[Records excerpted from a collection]
[Start of section]

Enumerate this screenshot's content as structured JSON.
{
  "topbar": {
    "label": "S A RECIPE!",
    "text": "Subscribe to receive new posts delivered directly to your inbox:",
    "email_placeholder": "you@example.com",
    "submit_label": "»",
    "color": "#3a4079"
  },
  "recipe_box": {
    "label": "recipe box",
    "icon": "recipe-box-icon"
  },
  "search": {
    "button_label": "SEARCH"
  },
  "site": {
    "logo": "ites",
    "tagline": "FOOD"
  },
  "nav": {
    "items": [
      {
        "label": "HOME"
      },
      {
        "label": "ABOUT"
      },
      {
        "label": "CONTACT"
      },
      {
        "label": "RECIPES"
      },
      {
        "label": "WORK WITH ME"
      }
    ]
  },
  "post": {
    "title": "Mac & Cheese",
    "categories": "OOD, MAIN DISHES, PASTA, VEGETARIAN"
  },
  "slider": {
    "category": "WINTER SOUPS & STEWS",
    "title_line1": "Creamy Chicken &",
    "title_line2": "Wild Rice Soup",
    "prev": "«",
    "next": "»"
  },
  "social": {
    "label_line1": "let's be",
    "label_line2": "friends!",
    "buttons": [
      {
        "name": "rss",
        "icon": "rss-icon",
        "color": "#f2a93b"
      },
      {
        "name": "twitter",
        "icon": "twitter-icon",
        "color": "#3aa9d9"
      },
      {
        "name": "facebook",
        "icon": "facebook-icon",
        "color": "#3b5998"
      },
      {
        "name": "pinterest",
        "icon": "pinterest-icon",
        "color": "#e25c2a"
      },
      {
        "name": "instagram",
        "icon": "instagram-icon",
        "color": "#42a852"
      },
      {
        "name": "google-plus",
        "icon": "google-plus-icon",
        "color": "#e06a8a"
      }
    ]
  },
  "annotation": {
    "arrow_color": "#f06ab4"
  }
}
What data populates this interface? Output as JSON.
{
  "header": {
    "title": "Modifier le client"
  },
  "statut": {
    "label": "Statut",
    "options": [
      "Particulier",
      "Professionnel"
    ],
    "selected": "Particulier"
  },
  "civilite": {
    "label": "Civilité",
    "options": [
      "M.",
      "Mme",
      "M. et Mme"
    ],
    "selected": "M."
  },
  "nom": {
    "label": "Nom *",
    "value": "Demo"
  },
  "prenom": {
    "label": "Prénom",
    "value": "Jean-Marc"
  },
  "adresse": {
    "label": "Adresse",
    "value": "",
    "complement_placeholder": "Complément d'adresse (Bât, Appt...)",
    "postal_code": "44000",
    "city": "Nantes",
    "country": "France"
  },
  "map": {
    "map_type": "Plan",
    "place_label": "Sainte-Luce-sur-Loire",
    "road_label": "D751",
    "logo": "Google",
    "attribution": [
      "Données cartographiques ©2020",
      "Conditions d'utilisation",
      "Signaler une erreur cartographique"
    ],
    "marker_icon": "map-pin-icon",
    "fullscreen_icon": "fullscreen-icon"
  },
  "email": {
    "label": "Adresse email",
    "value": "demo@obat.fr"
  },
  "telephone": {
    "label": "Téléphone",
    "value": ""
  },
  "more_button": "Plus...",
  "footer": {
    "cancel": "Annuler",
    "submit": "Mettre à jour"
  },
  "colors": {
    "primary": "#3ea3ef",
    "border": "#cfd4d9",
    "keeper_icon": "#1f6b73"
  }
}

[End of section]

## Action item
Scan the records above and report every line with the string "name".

## Exercise response
        "name": "rss",
        "name": "twitter",
        "name": "facebook",
        "name": "pinterest",
        "name": "instagram",
        "name": "google-plus",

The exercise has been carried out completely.